In your WTF news for the day, it has been discovered that UFC’s subscription streaming service, Fight Pass, recently ran a cryptocurrency mining code during one of its events.
The code – which mines the privacy cryptocurrency Monero – was located by several UFC fans, who reported their findings on social media.
Redditor gambledub stated:
People were annoyed that they weren’t asked for consent and had already paid to use the streaming service. Users contacted the UFC to demand an explanation and were told that the company “takes these matters very seriously and will review this.”
Users responded by posting various screenshots to show that the code was indeed there.
In all likelihood, the UFC’s website was hacked: the company pulls in so much money from subscription fees and pay-per-view events that it wouldn’t need to utilise its users CPUs in order to mine cryptocurrency.
Coinhive revealed that none of the screenshots included the site key so they didn’t know how much had actually been mined. They also said that they have a strict policy of terminating accounts that violate their terms of service.
Fight Pass isn’t the first popular website to run the Monero mining code: earlier this year, torrenting site The Pirate Bay ran a one-day trial to see if it would be a viable alternative to running ads.
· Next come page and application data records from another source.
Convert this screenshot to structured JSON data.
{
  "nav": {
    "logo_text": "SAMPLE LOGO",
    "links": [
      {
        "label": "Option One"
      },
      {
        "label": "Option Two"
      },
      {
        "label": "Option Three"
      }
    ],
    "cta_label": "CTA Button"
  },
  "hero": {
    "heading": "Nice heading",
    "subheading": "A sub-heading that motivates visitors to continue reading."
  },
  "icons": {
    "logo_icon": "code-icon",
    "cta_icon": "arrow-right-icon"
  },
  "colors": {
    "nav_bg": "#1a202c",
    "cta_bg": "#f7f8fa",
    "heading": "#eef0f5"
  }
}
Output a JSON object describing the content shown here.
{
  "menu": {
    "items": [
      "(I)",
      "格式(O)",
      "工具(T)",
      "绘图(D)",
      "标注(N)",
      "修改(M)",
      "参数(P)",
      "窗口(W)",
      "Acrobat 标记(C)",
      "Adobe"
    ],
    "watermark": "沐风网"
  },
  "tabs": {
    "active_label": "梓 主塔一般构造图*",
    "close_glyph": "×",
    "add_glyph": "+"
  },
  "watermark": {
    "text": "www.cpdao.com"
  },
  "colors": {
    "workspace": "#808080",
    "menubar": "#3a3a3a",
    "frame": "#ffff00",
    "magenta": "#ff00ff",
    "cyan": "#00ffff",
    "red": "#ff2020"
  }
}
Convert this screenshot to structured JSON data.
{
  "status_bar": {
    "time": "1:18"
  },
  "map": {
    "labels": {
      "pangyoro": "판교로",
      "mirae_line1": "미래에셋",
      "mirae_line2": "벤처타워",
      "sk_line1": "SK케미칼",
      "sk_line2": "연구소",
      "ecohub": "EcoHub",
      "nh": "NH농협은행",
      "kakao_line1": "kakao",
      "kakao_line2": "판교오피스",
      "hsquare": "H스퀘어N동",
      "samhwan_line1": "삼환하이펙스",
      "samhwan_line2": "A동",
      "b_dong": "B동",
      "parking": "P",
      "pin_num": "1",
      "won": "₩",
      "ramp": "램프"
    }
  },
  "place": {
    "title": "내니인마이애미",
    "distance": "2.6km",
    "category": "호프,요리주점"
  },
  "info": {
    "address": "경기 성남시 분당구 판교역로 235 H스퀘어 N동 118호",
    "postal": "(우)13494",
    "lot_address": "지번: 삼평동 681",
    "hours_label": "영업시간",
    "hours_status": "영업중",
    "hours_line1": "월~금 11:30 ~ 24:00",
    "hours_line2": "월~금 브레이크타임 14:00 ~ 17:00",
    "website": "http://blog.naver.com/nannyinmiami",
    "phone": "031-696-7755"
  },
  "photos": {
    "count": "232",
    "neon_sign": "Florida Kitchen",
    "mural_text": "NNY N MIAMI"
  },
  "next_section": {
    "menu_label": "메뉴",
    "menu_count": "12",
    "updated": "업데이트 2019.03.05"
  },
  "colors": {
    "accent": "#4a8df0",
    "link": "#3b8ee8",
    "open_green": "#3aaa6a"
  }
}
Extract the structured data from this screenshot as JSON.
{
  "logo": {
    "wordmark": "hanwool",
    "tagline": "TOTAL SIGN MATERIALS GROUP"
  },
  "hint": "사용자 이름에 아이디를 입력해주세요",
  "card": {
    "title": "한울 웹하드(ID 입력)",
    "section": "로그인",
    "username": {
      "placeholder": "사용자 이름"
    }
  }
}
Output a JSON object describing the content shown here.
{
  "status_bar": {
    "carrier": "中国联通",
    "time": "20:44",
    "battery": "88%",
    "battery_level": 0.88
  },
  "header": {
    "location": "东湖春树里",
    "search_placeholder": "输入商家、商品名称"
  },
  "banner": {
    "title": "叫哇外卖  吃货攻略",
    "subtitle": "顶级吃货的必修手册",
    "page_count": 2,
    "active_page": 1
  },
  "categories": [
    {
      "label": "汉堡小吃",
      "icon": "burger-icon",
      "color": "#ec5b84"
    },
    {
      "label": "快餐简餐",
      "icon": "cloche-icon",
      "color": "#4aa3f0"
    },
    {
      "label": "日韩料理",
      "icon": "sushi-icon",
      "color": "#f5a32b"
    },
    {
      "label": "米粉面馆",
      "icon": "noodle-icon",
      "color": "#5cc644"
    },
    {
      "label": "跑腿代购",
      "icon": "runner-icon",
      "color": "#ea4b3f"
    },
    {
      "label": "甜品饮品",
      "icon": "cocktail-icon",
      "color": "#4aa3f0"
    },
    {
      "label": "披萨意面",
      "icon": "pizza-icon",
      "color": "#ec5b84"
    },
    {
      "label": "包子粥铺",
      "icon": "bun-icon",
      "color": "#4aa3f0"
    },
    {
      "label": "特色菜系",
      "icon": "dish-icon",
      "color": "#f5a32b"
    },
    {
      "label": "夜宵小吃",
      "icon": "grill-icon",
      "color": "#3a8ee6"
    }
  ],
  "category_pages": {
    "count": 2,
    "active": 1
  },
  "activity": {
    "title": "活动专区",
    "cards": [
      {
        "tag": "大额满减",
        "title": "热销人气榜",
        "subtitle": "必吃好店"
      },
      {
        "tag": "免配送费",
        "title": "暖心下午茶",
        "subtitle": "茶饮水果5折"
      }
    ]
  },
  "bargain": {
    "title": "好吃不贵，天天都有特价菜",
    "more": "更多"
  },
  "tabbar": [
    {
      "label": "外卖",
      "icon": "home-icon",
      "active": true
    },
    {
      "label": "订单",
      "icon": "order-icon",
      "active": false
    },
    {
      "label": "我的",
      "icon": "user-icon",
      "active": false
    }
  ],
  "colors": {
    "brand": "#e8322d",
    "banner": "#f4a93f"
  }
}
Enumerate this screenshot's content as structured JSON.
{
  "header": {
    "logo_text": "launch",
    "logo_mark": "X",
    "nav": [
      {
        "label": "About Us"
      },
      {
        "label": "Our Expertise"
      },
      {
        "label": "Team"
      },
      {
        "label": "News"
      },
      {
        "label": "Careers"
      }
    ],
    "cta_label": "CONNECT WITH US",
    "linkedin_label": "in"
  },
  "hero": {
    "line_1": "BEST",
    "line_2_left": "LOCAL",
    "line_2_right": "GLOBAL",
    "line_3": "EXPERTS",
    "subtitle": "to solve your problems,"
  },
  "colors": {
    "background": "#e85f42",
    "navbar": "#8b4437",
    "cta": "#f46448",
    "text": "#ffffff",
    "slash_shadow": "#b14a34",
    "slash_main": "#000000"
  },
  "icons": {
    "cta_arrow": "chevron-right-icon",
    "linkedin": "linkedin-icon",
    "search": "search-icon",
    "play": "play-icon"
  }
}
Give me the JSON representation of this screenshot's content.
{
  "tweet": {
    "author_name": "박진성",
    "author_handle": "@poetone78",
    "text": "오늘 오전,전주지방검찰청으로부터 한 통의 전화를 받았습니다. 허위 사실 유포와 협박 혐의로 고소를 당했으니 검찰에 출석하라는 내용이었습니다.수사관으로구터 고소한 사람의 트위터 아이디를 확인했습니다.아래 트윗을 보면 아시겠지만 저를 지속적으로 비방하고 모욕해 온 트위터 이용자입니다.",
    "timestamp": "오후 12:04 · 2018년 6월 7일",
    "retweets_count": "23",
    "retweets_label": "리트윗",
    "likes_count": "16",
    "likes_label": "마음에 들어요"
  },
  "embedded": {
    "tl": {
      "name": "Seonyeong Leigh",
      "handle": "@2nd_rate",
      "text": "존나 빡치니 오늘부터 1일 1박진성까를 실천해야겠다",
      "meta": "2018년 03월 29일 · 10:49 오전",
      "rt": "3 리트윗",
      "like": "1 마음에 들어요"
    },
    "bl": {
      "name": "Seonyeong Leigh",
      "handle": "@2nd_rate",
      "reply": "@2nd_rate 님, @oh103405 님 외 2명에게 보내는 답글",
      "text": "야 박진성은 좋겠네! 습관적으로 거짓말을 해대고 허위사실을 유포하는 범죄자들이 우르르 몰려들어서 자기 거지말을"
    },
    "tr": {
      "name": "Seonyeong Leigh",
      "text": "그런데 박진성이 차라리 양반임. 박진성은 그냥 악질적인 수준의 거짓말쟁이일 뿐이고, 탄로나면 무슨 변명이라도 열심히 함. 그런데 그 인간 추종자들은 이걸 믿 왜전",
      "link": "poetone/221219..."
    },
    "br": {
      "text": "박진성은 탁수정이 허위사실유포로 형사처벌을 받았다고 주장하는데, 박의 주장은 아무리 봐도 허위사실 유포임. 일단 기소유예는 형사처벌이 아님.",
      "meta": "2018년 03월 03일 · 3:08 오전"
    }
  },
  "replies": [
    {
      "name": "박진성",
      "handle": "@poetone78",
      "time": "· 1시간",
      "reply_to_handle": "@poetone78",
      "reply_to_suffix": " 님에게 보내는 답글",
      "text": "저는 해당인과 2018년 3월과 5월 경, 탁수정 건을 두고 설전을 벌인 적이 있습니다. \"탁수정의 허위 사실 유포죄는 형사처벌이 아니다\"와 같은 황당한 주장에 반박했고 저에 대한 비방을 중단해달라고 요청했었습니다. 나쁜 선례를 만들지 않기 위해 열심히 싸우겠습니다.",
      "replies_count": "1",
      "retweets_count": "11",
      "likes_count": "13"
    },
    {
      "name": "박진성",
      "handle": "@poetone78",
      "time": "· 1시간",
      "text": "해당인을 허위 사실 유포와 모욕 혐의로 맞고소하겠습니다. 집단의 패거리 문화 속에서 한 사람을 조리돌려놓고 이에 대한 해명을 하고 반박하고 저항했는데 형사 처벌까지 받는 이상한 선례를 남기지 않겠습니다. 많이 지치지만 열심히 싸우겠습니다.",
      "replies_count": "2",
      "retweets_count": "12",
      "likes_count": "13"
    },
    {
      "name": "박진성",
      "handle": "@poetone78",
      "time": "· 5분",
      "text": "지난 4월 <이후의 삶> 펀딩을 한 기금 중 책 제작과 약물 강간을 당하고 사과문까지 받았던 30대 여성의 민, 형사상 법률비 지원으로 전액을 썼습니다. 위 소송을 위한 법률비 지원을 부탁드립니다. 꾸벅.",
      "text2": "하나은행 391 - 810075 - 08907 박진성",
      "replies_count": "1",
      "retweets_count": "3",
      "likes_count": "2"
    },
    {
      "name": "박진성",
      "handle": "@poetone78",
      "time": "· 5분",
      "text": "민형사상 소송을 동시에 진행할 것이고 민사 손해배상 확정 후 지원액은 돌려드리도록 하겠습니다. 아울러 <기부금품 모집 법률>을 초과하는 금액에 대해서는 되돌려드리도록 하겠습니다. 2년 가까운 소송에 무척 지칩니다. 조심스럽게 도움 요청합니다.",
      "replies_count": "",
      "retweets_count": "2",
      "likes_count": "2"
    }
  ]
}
The Coinhive script was so effective that they decided to run it again later on.
The bold move led to a Monero mining craze with even the likes of CBS-owned Showtime websites – Showtime.com and Showtimeanytime.com – running it at one point before quickly removing it due to a public backlash.
Monero is an open-source cryptocurrency created in April 2014. It runs on Windows, MacOS, Linux, Android, and FreeBSD and focuses on privacy, decentralisation, and scalability.
It has enjoyed a stellar 2017: at the start of the year, one Monero coin cost just under $14 USD and at present, they are currently going for more than $120 USD.
Cryptocurrency mining is the process by which transactions are verified and added to a public ledger (often referred to as a ‘blockchain’), and also the means through which new coins are released. Anyone with access to the internet and suitable hardware can participate in mining.